I’ve heard from everybody. I don’t think there’s a senator or member of the House or attorney general in the United States I haven’t heard from. I’m telling them that we will follow the law. Guns are allowed in the United States and we would fully expect that anybody who wants to buy a gun should be able to buy that that gun provided all the other checks are done. On top of that, we’re telling them that we don’t collect [that level of data] for consumers. So if [Visa’s Chief Communications Officer] K.C. Kavanagh goes into a gun store and buys three thermoses and a tent, and you go in and buy a rifle and five rounds of ammunition, all I know is you both went to the same gun store. I know what gun store, I know when you went, and I know how much money you spent. But I don’t know what you bought.
In the second quarter of 2022, the number of credit cards in the U.S. topped 500 million for the first time, up from approximately 465 million according to TransUnion. A lot of the big jumps were in applications among Gen Z and subprime borrowers. What do you think is behind this increase?
I think what’s happening is that during the pandemic, people got very, very shy about using cash. And some merchants stopped accepting cash. Many more people certainly went to look for credit and debit cards as an alternative. Additionally, millions of people around the world during the pandemic went to shop on e-commerce for the first time and many who shopped on e-commerce went to different categories that they had never shopped on for the first time. I haven’t done the research, but it does not surprise me that you would have seen an uptick because of the acceleration of cash digitization that happened during the pandemic.
Is it safe to say that, in general, the pandemic was good for the credit card business?
The pandemic had one relatively significant positive and one relatively significant negative for the credit card business and they probably cancel each other out. The relatively significant positive was this cash digitization and people shopping at home and saying, Oh, my gosh, I need a credit or debit card. On the other hand, travel around the world shut down—air travel, hotel travel, day to day travel, sales conferences, weddings, charity galas —none of those things happened, all of which also generate a hell of a lot of payment volume for us.
Do you think that cash is coming to an end?
Cash will be around for quite a long time. There’s still $15 billion of cash spent annually by consumers around the world. But I think it will continue to go down—and cash by the way, is extraordinarily expensive. It’s a very expensive option for merchants. It costs a lot of money to count cash, transport cash, track it, safeguard it.
What do you regard is your signature achievement?

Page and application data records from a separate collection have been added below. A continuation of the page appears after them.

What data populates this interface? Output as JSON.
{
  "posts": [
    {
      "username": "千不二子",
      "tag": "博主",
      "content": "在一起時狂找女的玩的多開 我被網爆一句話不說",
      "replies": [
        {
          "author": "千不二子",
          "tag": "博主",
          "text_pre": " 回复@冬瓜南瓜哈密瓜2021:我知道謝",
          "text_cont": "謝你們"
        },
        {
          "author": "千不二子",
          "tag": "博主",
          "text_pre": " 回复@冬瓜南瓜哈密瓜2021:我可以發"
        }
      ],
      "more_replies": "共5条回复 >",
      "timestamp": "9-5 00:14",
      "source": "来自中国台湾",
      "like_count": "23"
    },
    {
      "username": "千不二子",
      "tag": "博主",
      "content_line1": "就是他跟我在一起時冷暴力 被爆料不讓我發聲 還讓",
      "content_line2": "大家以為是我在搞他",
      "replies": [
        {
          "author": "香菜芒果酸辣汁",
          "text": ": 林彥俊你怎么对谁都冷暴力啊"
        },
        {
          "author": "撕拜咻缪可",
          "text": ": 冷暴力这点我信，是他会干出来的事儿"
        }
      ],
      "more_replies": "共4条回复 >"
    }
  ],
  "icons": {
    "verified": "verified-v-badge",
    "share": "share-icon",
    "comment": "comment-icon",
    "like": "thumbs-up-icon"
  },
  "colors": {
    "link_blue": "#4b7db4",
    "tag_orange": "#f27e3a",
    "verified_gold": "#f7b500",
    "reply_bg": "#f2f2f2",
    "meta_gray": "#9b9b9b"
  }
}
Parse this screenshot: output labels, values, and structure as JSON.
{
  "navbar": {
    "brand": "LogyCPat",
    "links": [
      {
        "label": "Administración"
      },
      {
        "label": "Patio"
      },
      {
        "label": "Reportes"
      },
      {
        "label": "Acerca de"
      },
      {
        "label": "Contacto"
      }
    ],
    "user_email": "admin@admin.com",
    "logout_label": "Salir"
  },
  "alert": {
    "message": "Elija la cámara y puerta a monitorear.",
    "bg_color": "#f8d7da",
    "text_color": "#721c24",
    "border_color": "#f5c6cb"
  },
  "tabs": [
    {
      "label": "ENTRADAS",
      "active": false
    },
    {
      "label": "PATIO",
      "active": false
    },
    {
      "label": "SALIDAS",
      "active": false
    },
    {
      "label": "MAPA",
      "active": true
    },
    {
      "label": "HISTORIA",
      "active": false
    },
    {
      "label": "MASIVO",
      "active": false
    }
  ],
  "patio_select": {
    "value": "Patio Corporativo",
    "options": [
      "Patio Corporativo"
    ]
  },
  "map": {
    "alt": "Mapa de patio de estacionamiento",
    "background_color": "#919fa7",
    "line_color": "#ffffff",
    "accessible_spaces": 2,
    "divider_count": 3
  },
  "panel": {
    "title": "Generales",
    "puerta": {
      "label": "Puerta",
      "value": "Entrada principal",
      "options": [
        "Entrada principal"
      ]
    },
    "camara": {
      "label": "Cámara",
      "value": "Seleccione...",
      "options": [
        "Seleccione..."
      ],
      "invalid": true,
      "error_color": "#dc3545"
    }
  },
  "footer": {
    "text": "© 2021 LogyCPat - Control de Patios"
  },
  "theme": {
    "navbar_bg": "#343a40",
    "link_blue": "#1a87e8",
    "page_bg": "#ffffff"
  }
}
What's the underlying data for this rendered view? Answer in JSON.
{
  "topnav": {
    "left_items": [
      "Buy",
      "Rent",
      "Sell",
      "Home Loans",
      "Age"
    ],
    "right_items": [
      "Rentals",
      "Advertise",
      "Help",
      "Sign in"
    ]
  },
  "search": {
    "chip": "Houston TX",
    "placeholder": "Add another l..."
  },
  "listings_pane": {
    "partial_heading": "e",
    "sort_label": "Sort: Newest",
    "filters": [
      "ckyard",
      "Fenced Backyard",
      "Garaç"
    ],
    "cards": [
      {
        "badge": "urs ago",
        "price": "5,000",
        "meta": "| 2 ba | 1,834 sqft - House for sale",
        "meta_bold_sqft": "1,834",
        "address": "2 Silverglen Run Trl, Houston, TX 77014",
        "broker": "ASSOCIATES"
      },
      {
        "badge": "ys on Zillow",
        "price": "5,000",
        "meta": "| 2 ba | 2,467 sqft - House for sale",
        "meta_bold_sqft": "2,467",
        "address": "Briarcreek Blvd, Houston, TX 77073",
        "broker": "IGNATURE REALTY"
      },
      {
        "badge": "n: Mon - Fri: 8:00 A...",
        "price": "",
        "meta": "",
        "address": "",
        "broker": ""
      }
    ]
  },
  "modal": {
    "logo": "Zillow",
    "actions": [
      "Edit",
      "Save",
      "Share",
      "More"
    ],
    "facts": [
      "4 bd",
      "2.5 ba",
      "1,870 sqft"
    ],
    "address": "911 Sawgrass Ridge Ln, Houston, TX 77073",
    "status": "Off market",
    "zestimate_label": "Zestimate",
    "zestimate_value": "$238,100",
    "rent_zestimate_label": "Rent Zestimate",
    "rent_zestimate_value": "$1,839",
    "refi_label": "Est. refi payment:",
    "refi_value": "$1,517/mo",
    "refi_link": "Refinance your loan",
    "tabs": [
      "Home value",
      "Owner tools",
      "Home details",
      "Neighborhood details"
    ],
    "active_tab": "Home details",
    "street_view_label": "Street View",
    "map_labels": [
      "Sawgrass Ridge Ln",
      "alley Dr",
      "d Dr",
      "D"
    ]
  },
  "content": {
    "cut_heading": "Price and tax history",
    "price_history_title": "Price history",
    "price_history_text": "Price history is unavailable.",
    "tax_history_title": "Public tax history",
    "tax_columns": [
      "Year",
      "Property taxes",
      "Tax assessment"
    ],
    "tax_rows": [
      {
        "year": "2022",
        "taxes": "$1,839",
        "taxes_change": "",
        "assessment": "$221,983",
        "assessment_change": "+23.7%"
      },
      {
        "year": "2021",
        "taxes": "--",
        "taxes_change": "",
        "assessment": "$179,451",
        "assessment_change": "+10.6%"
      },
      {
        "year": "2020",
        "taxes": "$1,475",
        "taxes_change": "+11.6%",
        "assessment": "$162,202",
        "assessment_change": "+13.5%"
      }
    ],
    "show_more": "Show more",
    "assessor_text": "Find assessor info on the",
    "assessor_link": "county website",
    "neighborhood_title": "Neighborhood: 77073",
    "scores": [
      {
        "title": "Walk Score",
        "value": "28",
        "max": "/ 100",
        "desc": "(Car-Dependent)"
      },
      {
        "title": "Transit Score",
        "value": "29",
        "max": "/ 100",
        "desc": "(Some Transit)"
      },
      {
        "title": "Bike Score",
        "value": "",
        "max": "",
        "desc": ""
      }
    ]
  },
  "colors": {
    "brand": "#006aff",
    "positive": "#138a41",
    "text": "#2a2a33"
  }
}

The job of a CEO probably comes down to a few things. One is putting a fantastic team and culture in place, putting a clear and winning strategy in place, and figuring out how to continue to grow the pie, as opposed to necessarily just market share within a fixed pie. I think that we’ve got a very, very strong group of people; for the first time in Visa’s history, we have an internal person succeeding the CEO, and that’s certainly a great source of pride for me. Below that, we have, I think, a very clear strategy, which is to drive consumer payments around the world, drive new flows, and then sell value added services to our clients.
As you look back on your tenure here, is there anything that you have any regrets about?
I don’t have regrets. I certainly have made mistakes. I expect people to take risks and therefore we’re not going to always get it right. There’s certainly things where I wish I moved faster on something. Probably many CEOs feel that way looking back. I’m also aware that success in business is a team sport.